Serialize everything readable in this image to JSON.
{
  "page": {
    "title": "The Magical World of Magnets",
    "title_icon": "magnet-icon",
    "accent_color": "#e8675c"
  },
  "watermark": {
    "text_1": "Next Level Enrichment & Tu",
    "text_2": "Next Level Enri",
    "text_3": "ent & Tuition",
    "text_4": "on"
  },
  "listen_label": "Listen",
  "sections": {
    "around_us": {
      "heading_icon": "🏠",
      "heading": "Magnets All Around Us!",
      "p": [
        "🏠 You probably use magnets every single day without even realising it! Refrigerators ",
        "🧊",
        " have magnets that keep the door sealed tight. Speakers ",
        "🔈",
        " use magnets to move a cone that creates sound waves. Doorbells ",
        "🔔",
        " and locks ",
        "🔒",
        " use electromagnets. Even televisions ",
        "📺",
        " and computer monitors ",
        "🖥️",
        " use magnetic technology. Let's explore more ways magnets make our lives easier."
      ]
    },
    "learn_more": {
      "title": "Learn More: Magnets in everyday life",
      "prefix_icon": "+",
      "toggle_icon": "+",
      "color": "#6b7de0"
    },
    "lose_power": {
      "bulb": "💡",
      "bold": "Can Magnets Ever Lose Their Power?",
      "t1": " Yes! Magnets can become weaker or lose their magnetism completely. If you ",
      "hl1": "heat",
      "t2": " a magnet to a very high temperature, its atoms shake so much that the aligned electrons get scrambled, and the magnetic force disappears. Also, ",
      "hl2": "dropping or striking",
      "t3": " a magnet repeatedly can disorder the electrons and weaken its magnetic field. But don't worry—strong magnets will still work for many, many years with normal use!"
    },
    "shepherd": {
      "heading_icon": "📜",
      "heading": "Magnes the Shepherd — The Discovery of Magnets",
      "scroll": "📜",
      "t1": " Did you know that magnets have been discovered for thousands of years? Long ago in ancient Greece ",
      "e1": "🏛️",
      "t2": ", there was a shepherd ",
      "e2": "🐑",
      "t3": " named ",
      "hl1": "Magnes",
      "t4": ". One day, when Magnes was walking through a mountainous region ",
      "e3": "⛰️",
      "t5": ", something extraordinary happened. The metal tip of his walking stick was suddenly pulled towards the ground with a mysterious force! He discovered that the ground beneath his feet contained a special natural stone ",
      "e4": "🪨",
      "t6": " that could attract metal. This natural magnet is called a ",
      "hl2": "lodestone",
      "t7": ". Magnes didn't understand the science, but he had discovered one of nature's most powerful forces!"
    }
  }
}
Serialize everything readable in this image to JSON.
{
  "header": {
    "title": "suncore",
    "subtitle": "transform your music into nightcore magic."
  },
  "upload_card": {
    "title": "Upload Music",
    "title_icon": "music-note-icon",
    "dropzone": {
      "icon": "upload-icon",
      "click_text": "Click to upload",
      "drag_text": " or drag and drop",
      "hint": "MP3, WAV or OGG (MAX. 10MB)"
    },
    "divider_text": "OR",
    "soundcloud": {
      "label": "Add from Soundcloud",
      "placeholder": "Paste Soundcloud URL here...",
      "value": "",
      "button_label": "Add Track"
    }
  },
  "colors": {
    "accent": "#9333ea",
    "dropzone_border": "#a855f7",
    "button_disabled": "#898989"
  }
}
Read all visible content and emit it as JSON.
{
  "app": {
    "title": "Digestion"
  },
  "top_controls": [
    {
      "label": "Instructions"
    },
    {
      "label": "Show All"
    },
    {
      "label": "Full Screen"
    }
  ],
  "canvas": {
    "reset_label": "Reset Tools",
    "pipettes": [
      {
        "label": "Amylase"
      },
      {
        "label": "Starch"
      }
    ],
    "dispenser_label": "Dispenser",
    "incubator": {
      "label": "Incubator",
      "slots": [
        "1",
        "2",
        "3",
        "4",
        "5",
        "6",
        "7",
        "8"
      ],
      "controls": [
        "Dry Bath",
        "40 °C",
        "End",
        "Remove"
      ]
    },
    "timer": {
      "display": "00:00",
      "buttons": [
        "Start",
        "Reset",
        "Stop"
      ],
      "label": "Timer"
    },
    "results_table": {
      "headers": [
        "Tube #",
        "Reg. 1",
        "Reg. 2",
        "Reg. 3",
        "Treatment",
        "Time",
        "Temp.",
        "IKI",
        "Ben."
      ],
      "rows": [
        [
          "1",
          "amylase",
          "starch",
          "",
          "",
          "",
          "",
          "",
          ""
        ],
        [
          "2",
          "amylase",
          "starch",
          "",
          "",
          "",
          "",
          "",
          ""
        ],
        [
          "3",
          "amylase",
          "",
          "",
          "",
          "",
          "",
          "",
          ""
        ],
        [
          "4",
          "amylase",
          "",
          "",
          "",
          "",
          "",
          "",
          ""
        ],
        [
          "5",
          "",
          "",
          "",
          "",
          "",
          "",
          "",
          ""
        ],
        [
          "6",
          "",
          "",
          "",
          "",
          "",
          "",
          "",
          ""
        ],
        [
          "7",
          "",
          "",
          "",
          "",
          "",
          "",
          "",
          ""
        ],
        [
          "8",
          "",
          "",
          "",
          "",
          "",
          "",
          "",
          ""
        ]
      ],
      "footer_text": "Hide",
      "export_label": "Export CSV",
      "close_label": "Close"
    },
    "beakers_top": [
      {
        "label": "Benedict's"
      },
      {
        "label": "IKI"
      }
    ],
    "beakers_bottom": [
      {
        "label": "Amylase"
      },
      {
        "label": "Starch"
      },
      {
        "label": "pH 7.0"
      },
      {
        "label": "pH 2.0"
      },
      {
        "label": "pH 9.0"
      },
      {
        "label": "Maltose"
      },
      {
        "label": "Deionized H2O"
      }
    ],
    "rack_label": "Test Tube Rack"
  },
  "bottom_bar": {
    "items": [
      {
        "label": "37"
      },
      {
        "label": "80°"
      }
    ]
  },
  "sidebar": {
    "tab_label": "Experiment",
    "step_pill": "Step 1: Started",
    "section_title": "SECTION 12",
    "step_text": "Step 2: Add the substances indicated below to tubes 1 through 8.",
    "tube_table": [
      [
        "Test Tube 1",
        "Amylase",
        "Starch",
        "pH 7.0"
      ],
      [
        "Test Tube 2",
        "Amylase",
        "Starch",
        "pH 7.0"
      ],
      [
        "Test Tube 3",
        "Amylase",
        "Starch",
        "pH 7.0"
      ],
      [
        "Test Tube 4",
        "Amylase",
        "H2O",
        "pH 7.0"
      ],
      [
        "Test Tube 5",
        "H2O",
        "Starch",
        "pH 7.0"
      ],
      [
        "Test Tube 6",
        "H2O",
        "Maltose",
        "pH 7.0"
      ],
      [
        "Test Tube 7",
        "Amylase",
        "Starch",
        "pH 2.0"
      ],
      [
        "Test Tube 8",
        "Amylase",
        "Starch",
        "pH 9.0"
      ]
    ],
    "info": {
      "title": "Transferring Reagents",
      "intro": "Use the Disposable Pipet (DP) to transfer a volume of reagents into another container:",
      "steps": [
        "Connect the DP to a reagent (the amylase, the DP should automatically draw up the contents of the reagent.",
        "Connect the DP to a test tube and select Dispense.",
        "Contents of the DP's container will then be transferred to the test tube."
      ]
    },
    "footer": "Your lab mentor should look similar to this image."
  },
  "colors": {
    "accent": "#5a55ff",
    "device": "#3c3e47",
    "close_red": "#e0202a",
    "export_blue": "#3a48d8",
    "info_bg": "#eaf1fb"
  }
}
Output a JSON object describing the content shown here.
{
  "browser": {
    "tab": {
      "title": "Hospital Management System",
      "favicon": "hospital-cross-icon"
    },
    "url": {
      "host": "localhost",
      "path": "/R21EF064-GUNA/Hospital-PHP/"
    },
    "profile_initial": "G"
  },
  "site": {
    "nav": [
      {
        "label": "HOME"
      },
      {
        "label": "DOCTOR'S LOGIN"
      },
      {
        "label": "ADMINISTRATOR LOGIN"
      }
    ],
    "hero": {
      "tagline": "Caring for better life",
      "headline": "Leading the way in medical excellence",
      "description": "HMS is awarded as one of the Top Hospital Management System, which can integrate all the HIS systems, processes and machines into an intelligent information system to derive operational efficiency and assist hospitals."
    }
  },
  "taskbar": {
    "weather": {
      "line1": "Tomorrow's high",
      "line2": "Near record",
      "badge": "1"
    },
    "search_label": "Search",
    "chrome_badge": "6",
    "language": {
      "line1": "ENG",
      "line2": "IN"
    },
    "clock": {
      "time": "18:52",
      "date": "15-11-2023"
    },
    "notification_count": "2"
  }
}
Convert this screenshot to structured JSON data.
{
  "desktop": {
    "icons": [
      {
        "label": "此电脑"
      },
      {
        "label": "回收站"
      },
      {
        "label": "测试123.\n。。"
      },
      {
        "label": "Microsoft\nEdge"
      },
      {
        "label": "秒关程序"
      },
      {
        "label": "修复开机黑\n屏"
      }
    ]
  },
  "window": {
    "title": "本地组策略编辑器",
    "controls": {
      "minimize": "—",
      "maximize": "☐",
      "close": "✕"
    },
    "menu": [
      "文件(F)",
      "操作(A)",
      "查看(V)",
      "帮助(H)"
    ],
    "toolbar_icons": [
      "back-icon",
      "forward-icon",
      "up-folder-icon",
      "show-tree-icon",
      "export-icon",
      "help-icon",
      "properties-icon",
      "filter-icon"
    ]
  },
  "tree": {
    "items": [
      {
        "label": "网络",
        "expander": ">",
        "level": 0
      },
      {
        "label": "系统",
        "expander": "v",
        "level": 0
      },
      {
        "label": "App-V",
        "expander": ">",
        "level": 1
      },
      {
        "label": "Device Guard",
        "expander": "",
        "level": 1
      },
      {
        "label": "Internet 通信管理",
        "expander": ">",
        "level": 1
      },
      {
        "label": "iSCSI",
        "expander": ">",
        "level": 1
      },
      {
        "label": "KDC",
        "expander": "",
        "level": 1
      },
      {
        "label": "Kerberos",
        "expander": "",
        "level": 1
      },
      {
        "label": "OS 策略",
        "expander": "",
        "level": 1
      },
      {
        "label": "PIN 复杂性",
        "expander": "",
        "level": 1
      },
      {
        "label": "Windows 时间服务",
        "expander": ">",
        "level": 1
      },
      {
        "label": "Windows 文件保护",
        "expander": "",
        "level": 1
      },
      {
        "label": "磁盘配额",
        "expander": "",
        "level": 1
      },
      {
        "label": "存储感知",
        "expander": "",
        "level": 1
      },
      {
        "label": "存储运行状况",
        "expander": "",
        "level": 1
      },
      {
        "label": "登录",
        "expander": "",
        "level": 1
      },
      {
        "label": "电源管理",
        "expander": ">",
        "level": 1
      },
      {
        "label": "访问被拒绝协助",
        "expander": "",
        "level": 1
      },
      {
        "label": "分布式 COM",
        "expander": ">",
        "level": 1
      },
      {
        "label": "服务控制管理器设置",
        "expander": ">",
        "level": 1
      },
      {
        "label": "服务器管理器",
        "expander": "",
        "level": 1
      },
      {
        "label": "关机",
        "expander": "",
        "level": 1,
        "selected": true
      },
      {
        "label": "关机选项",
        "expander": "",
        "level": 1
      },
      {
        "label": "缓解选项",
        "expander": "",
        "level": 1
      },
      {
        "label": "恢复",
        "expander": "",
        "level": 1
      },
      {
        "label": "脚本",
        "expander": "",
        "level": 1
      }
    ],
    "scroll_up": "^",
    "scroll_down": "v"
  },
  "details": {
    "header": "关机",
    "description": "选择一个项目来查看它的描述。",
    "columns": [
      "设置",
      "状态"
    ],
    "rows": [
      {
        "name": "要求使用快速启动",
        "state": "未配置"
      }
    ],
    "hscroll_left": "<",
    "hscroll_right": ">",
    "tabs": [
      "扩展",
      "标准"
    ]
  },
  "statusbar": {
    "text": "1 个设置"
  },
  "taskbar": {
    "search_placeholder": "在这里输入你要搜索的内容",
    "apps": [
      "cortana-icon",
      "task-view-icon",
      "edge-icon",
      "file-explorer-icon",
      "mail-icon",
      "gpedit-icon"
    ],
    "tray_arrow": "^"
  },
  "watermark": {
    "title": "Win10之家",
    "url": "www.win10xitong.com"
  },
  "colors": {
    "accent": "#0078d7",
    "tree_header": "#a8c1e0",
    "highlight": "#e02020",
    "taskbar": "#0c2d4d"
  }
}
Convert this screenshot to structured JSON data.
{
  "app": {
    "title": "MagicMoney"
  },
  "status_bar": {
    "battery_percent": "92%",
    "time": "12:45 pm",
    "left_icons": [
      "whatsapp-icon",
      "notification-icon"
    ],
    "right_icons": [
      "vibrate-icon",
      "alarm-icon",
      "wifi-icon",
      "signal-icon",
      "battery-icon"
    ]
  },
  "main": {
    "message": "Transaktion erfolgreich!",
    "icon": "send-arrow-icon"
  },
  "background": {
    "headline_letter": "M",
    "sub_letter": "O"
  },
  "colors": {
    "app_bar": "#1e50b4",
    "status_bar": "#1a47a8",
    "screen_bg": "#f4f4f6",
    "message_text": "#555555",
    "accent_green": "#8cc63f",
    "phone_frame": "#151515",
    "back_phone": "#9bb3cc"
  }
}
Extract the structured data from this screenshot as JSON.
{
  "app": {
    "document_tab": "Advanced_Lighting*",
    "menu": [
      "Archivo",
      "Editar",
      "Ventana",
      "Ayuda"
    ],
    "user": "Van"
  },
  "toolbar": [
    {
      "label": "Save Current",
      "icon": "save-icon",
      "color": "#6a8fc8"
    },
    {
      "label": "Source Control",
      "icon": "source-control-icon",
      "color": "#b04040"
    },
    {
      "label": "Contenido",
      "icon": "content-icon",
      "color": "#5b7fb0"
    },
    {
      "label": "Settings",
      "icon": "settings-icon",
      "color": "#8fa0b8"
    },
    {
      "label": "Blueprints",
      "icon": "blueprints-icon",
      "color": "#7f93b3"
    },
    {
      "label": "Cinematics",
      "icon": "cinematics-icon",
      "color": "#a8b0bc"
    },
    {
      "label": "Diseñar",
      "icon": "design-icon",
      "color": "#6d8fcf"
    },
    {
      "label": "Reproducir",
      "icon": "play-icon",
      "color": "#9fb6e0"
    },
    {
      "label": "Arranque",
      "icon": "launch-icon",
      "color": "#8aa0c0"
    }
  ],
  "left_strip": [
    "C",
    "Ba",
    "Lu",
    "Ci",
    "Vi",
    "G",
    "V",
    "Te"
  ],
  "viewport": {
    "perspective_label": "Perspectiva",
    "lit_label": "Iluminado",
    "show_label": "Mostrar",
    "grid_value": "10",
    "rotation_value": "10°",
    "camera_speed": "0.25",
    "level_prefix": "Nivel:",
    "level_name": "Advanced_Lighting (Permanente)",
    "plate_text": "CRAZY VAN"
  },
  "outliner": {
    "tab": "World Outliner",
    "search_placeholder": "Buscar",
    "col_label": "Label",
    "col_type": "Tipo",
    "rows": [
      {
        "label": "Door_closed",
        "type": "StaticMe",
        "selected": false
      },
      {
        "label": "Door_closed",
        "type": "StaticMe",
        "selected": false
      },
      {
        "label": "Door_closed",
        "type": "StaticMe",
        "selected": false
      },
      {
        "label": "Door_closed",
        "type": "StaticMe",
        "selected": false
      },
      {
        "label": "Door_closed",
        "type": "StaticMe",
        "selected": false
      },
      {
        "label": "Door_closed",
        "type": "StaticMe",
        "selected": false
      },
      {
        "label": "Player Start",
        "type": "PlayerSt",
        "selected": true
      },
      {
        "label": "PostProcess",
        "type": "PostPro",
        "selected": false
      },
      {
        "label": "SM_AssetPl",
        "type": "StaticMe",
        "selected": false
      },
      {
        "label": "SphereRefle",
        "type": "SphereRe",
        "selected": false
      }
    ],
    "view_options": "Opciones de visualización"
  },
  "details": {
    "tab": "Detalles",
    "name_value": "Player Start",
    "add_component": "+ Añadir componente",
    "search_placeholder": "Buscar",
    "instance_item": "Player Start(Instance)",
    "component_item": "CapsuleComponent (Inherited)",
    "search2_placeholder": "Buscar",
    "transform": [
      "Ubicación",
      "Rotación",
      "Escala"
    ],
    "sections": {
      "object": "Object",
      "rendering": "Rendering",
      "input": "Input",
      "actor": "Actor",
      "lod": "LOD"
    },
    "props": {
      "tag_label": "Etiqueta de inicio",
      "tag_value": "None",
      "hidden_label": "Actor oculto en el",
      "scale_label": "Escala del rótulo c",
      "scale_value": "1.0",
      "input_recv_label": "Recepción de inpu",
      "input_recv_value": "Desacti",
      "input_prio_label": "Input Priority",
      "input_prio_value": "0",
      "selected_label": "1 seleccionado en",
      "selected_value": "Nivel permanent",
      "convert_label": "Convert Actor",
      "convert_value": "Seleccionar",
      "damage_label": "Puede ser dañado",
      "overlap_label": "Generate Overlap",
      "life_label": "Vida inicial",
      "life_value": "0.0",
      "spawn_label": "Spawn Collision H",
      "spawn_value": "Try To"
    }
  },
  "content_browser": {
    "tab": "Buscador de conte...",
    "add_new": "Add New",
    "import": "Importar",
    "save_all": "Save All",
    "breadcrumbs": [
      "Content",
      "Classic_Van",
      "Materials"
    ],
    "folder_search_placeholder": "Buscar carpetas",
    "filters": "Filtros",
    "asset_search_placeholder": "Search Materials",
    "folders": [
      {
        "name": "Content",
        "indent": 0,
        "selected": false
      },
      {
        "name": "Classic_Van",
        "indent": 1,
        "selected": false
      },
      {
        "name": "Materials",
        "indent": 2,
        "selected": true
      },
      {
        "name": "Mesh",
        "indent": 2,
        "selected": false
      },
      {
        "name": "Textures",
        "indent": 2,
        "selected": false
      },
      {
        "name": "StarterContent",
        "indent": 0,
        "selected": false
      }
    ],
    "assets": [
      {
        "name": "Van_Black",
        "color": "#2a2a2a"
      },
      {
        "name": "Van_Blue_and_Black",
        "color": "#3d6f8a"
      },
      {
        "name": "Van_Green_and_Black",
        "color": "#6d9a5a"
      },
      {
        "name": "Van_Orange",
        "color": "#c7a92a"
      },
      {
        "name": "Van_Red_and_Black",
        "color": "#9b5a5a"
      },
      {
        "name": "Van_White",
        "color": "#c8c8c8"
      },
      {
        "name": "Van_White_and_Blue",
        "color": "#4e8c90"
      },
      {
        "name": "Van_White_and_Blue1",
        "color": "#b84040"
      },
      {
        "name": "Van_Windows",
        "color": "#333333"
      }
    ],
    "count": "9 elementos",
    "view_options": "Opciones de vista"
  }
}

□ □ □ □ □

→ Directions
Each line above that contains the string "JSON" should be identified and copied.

→ Exercise output
Serialize everything readable in this image to JSON.
Serialize everything readable in this image to JSON.
Read all visible content and emit it as JSON.
Output a JSON object describing the content shown here.
Convert this screenshot to structured JSON data.
Convert this screenshot to structured JSON data.
Extract the structured data from this screenshot as JSON.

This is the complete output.